The other three Pavans here are by Robert Johnson. Johnson and Dowland are the Handel and Bach of their worlds; it should be no surprise to learn that Johnson, like Handel, was capable of the most extraordinary profundity, but his micromanagement of every aspect of masque performances, from buying strings to writing large swathes of music, and his administrative and musical production duties for Shakespeare’s company The King’s Men predispose us to imagine a genial man of the theatre rather than a private genius. Both C minor Pavans explore the darkness of the lute’s lower strings. The handwriting of the second is a not very elegant version of secretary hand which seems to match the haunting provisionality of some of the writing: lines of counterpoint which melt away rather than develop, as well as rhythmically fragile bits of style brisé, where inner parts and the tunes wind in a delayed fashion around the bass. Echoes of Dowland’s Lachrymae theme hover throughout, leaving a dark sense that the world is more complicated than when the older tune was written. In the F minor Pavan I was unable to forgo the divisions in Lord Herbert of Cherbury’s Lutebook, with their eloquent testimony to a tradition where one person’s composition is the spur to his own or another performer’s imagination.

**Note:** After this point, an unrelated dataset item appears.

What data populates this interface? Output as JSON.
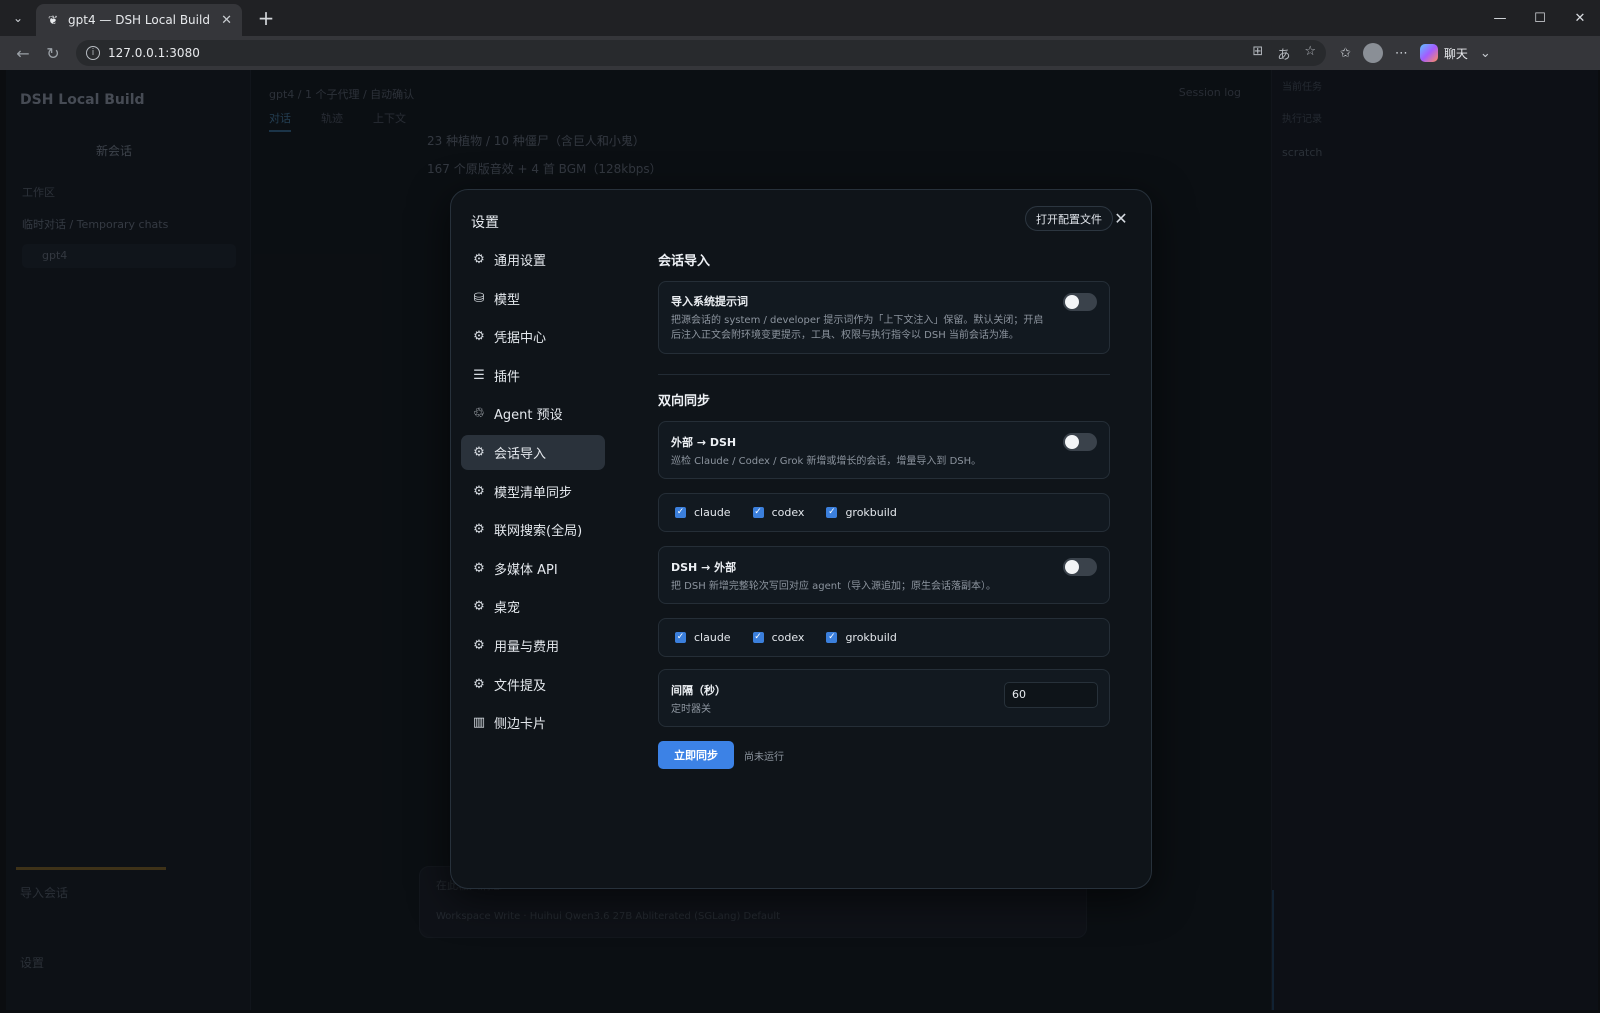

There are several sources earlier than ML for The Battle. Dowland’s Galliard that appeared in Robert Dowland’s Varietie of Lute Lessons (1610) as The King of Denmark’s Galliard here has its other name, The Battle Galliard, making the link with The Battle as explicit as the trumpet-call tune they both share. John Ward suggested that a version of The Battle might have been played while a spectacle was going on, which is not unlikely, but is a kind way of indicating that musically speaking very little happens. Without breaking a musical butterfly upon the wheel of cultural theory, music undoubtedly had a part in the mirroring and digesting of cultural experiences which were in their own way highly theatrical. There is a palpable tension as the trumpet calls and stylized manoeuvres keep going on and on, until the actual battle explodes with the force of this pent-up expectation, and then is over rather quickly, with a kind of victory passamezzo which fails to contain completely the energy that has just been unleashed.
Tunes and grounds
Elizabeth Kenny © 2009